Donald Trump may not think climate change is a “hoax” anymore, but the president made clear he still doubts whether humans are driving the phenomenon and thinks the whole thing could reverse itself.
Trump reiterated his doubts on climate change during an interview with “60 Minutes” on CBS, even as he distanced himself from a past tweet asserting that global warming is a “hoax” perpetrated by the Chinese. Trump also used the interview to suggest scientists with “a very big political agenda” have fanned concerns about the phenomenon.
“I don’t think it’s a hoax. I think there’s probably a difference, but I don’t know that it’s man-made,” Trump said. “I’m not denying climate change. But it could very well go back.”
The president’s remarks aired one week after the United Nations Intergovernmental Panel on Climate Change issued a dire report warning that countries must take “unprecedented” action over the next 12 years to keep global warming in check and prevent a cascade of catastrophic consequences, from devastating droughts and savage storms to rising seas.
Trump’s comments contradict research about the way carbon dioxide and other heat-trapping greenhouse gases behave in the atmosphere. Global temperatures have already risen 1 degree Celsius since the industrial revolution. And scientists broadly agree that greenhouse gas emissions, including those released when oil and coal are burned to generate electricity, are the primary cause of global warming.
“There really is no serious scientific disagreement that if you put massive amounts of greenhouse gas in the atmosphere and you increase concentration, that traps heat,” said Kate Marvel, an associate research scientist at the NASA Goddard Institute for Space Studies. “There really is no dispute on that.”
Trump’s suggestion that the climate will snap back marks an evolution of his views on the issue. He previously told the New York Times in January that “there is a cooling and there is a heating.”
Now, he appears to be confidently forecasting a reversal of climate change.
“I think something’s happening,” Trump told CBS journalist Lesley Stahl. “Something’s changing and it’ll change back again.”
Trump delivered his analysis without offering additional scientific support for his views. White House officials did not respond to emailed requests for comment Monday.
Scientists draw a distinction between big shifts in the world’s climate stretching over millennia and the recent rapid warming trend. According to U.S. National Oceanic and Atmospheric Administration data, there hasn’t been a cooler-than-average year since 1976. Instead, it’s been hotter than average every year — all 41 of them — since.
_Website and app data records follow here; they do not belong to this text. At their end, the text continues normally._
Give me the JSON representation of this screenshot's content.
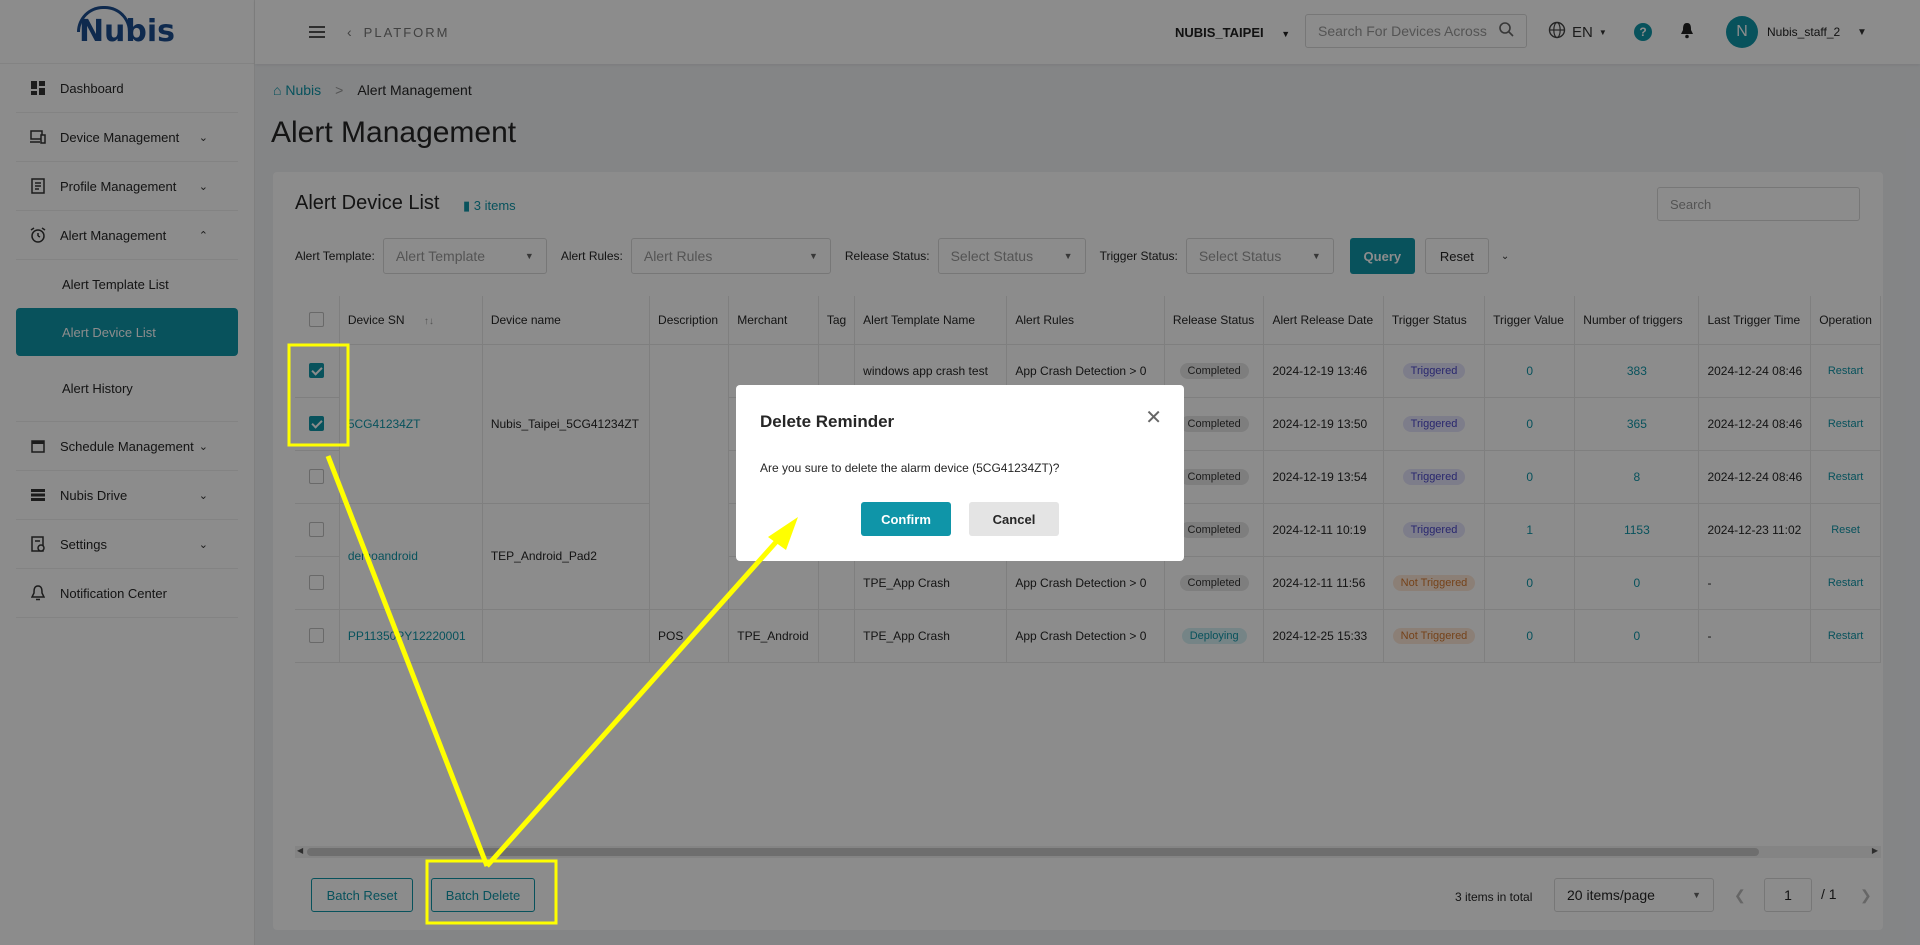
{
  "brand": {
    "logo": "Nubis",
    "accent": "#0f95a8"
  },
  "sidebar": {
    "items": [
      {
        "label": "Dashboard",
        "icon": "dashboard-icon"
      },
      {
        "label": "Device Management",
        "icon": "device-icon"
      },
      {
        "label": "Profile Management",
        "icon": "profile-icon"
      },
      {
        "label": "Alert Management",
        "icon": "alarm-clock-icon"
      },
      {
        "label": "Alert Template List"
      },
      {
        "label": "Alert Device List"
      },
      {
        "label": "Alert History"
      },
      {
        "label": "Schedule Management",
        "icon": "calendar-icon"
      },
      {
        "label": "Nubis Drive",
        "icon": "list-icon"
      },
      {
        "label": "Settings",
        "icon": "settings-icon"
      },
      {
        "label": "Notification Center",
        "icon": "bell-icon"
      }
    ]
  },
  "header": {
    "platform": "PLATFORM",
    "tenant": "NUBIS_TAIPEI",
    "search_placeholder": "Search For Devices Across",
    "language": "EN",
    "avatar_initial": "N",
    "username": "Nubis_staff_2"
  },
  "breadcrumb": {
    "home": "Nubis",
    "current": "Alert Management"
  },
  "page_title": "Alert Management",
  "list": {
    "title": "Alert Device List",
    "count": "3 items",
    "search_placeholder": "Search"
  },
  "filters": {
    "template_label": "Alert Template:",
    "template_placeholder": "Alert Template",
    "rules_label": "Alert Rules:",
    "rules_placeholder": "Alert Rules",
    "release_label": "Release Status:",
    "release_placeholder": "Select Status",
    "trigger_label": "Trigger Status:",
    "trigger_placeholder": "Select Status",
    "query": "Query",
    "reset": "Reset"
  },
  "table": {
    "headers": [
      "Device SN",
      "Device name",
      "Description",
      "Merchant",
      "Tag",
      "Alert Template Name",
      "Alert Rules",
      "Release Status",
      "Alert Release Date",
      "Trigger Status",
      "Trigger Value",
      "Number of triggers",
      "Last Trigger Time",
      "Operation"
    ],
    "group1": {
      "sn": "5CG41234ZT",
      "name": "Nubis_Taipei_5CG41234ZT"
    },
    "group2": {
      "sn": "demoandroid",
      "name": "TEP_Android_Pad2"
    },
    "rows": [
      {
        "template": "windows app crash test",
        "rule": "App Crash Detection > 0",
        "release": "Completed",
        "date": "2024-12-19 13:46",
        "trigger": "Triggered",
        "value": "0",
        "count": "383",
        "last": "2024-12-24 08:46",
        "op": "Restart"
      },
      {
        "template": "",
        "rule": "",
        "release": "Completed",
        "date": "2024-12-19 13:50",
        "trigger": "Triggered",
        "value": "0",
        "count": "365",
        "last": "2024-12-24 08:46",
        "op": "Restart"
      },
      {
        "template": "",
        "rule": "",
        "release": "Completed",
        "date": "2024-12-19 13:54",
        "trigger": "Triggered",
        "value": "0",
        "count": "8",
        "last": "2024-12-24 08:46",
        "op": "Restart"
      },
      {
        "template": "",
        "rule": "",
        "release": "Completed",
        "date": "2024-12-11 10:19",
        "trigger": "Triggered",
        "value": "1",
        "count": "1153",
        "last": "2024-12-23 11:02",
        "op": "Reset"
      },
      {
        "template": "TPE_App Crash",
        "rule": "App Crash Detection > 0",
        "release": "Completed",
        "date": "2024-12-11 11:56",
        "trigger": "Not Triggered",
        "value": "0",
        "count": "0",
        "last": "-",
        "op": "Restart"
      },
      {
        "sn": "PP11350PY12220001",
        "description": "POS",
        "merchant": "TPE_Android",
        "template": "TPE_App Crash",
        "rule": "App Crash Detection > 0",
        "release": "Deploying",
        "date": "2024-12-25 15:33",
        "trigger": "Not Triggered",
        "value": "0",
        "count": "0",
        "last": "-",
        "op": "Restart"
      }
    ]
  },
  "footer": {
    "batch_reset": "Batch Reset",
    "batch_delete": "Batch Delete",
    "total": "3 items in total",
    "page_size": "20 items/page",
    "page": "1",
    "pages": "/ 1"
  },
  "dialog": {
    "title": "Delete Reminder",
    "message": "Are you sure to delete the alarm device (5CG41234ZT)?",
    "confirm": "Confirm",
    "cancel": "Cancel"
  },
  "annotation_color": "#ffff00"
}
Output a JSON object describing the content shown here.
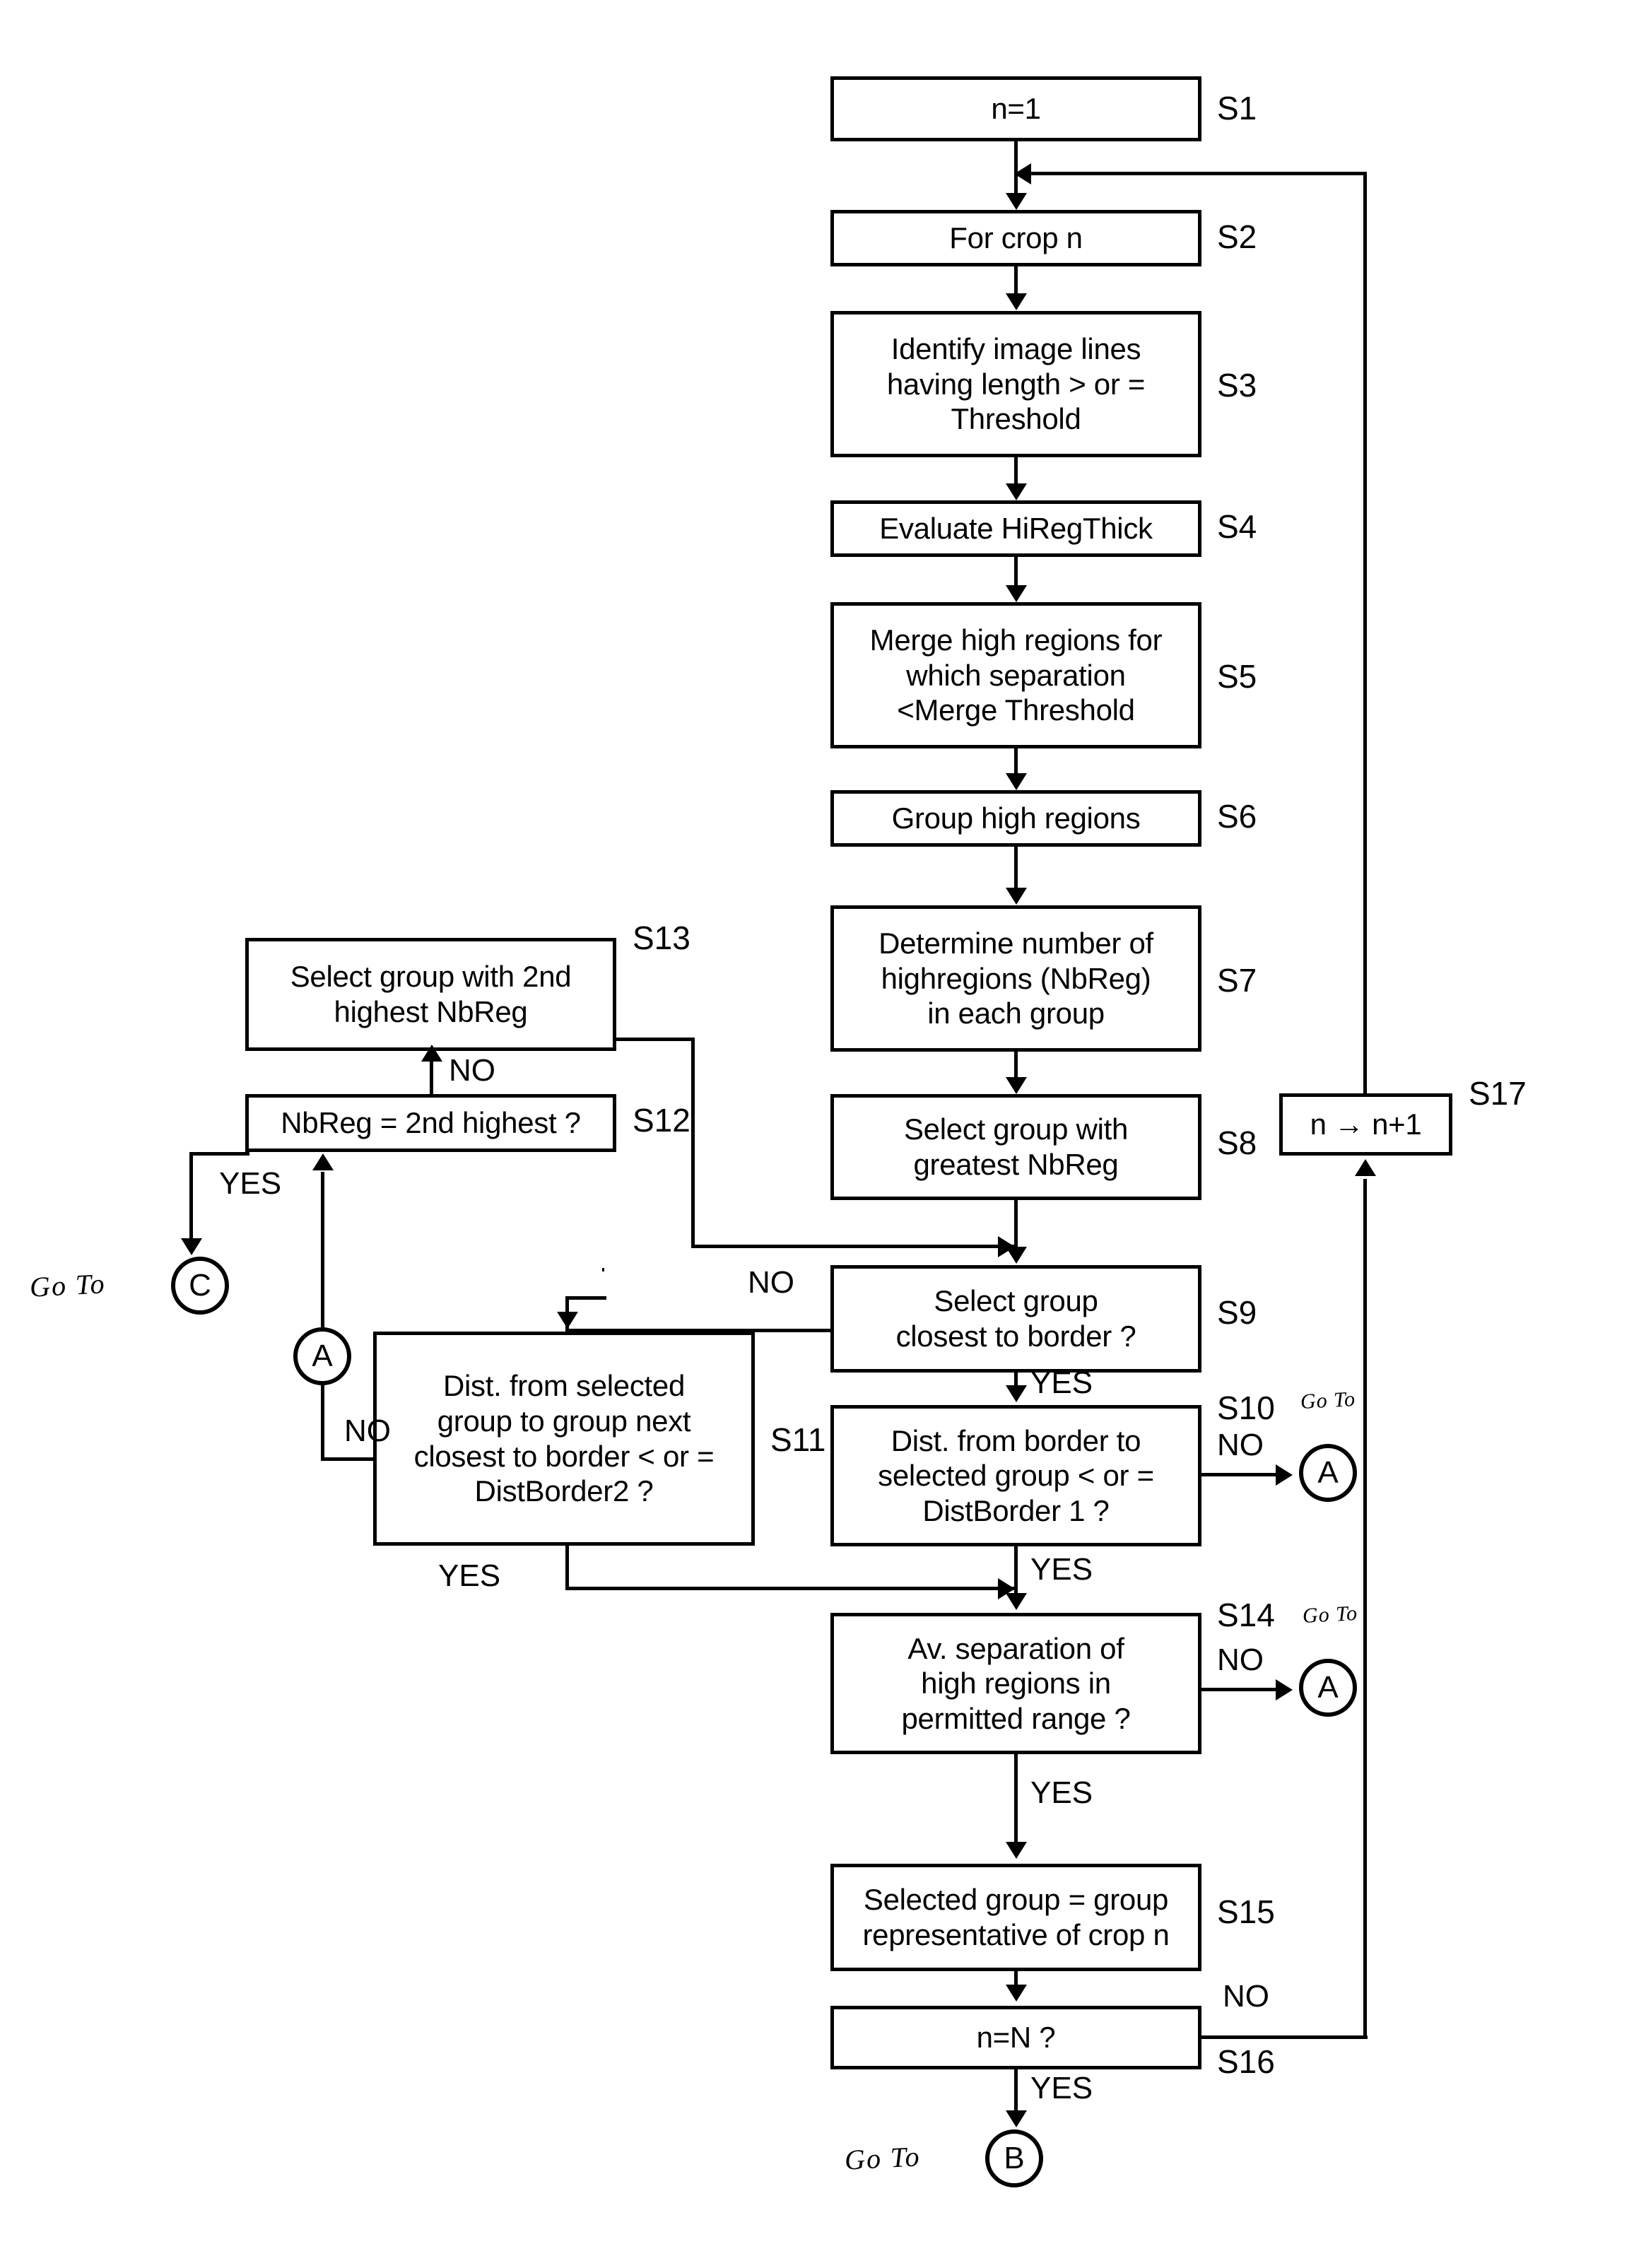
{
  "diagram": {
    "title": "Crop group selection flowchart",
    "ink_color": "#000000",
    "background_color": "#ffffff"
  },
  "steps": [
    {
      "id": "S1",
      "label": "n=1"
    },
    {
      "id": "S2",
      "label": "For crop n"
    },
    {
      "id": "S3",
      "label": "Identify image lines\nhaving length > or =\nThreshold"
    },
    {
      "id": "S4",
      "label": "Evaluate HiRegThick"
    },
    {
      "id": "S5",
      "label": "Merge high regions for\nwhich separation\n<Merge Threshold"
    },
    {
      "id": "S6",
      "label": "Group high regions"
    },
    {
      "id": "S7",
      "label": "Determine number of\nhighregions (NbReg)\nin each group"
    },
    {
      "id": "S8",
      "label": "Select group with\ngreatest NbReg"
    },
    {
      "id": "S9",
      "label": "Select group\nclosest to border ?"
    },
    {
      "id": "S10",
      "label": "Dist. from border to\nselected group < or =\nDistBorder 1 ?"
    },
    {
      "id": "S11",
      "label": "Dist. from selected\ngroup to group next\nclosest to border < or =\nDistBorder2 ?"
    },
    {
      "id": "S12",
      "label": "NbReg = 2nd highest ?"
    },
    {
      "id": "S13",
      "label": "Select group with 2nd\nhighest NbReg"
    },
    {
      "id": "S14",
      "label": "Av. separation of\nhigh regions in\npermitted range ?"
    },
    {
      "id": "S15",
      "label": "Selected group = group\nrepresentative of crop n"
    },
    {
      "id": "S16",
      "label": "n=N ?"
    },
    {
      "id": "S17",
      "label": "n → n+1"
    }
  ],
  "edge_labels": {
    "s12_no": "NO",
    "s12_yes": "YES",
    "s9_no": "NO",
    "s9_yes": "YES",
    "s10_no": "NO",
    "s10_yes": "YES",
    "s11_no": "NO",
    "s11_yes": "YES",
    "s14_no": "NO",
    "s14_yes": "YES",
    "s16_no": "NO",
    "s16_yes": "YES"
  },
  "connectors": [
    {
      "key": "c",
      "label": "C",
      "goto_text": "Go To"
    },
    {
      "key": "a_mid",
      "label": "A"
    },
    {
      "key": "a_s10",
      "label": "A",
      "goto_text": "Go To"
    },
    {
      "key": "a_s14",
      "label": "A",
      "goto_text": "Go To"
    },
    {
      "key": "b",
      "label": "B",
      "goto_text": "Go To"
    }
  ],
  "goto_labels": {
    "c": "Go To",
    "s10": "Go To",
    "s14": "Go To",
    "b": "Go To"
  }
}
And the Earth keeps setting temperature records — 2014 was the hottest year for surface temperature, according to NOAA, until 2015, which was even hotter. Then 2016 topped even that. (2017 was the third-hottest year, after 2016 and 2015, NOAA says).
“The odds of that happening by chance are just statistically infinitesimal,” said Noah Diffenbaugh, a professor and senior fellow at Stanford University. “We also know that warming is not consistent with volcanoes or solar cycles or these non-human sources.”
The existence of past cool periods — including the Ice Age — aren’t evidence the current warming trend is illusory, scientists say. They help support it. Some of the strongest evidence and understanding of what causes Earth’s climate to change come from studies documenting conditions before humans showed up, Diffenbaugh said.
Andrew Dessler, a climate scientist at Texas A&M University, said it’s unclear what Trump meant in asserting the climate can “go back.”
“Given the scientific community’s view that the warming is driven by greenhouse gases, there’s zero reason to think that climate change will reverse itself,” Dessler said.
In the CBS interview, the president reiterated his view that he’s not willing to risk American jobs or the U.S. economy to confront climate change — even if “something’s happening.”
“I don’t want to give trillions and trillions of dollars,” Trump said. “I don’t want to lose millions and millions of jobs. I don’t want to be put at a disadvantage.”
That’s in keeping with Trump’s June 2017 decision to pull the U.S. out of the landmark Paris climate accord, based on an argument that living up to the pact’s carbon-cutting commitments would punish America and deal a devastating cost to the economy. Under Trump, federal agencies also are easing a slew of Obama-era regulations designed to cut greenhouse gas emissions from oil wells, automobiles and power plants.
Trump has long questioned climate change, declaring in one November 2012 tweet that the entire “concept of global warming was created by and for the Chinese in order to make U.S. manufacturing non-competitive.”
Although Trump told “60 Minutes” that “something’s changing,” he later added: “You don’t know whether or not that would have happened with or without man. You don’t know.”
Michael E. Mann, a scientist at Pennsylvania State University, calls that “one of the standard ‘stages of denial”’ on climate.
“The first stage is ‘it’s not happening,’ The second stage of denial, where Trump is currently located, is ‘it’s not human-caused,”’ Mann said. “In reality, there is an overwhelming scientific consensus that the warming we have seen over the past century can only be explained by human-caused climate change and in particular the burning of fossil fuels, something that Trump’s key supporters and funders profit from directly.”
Trump’s latest assertions dovetail with the careful refrain many of his top officials have adopted on climate change: acknowledging the climate is or may be changing, but questioning how much of it is caused by humans.
The posture, adopted by former EPA Administrator Scott Pruitt, Interior Secretary Ryan Zinke and Energy Secretary Rick Perry, may undercut accusations from environmental groups that they are “climate deniers.” The careful rhetorical formulation also provides room for administration officials to acknowledge climate change without pursuing policies to curb the use of fossil fuels that is driving the phenomenon.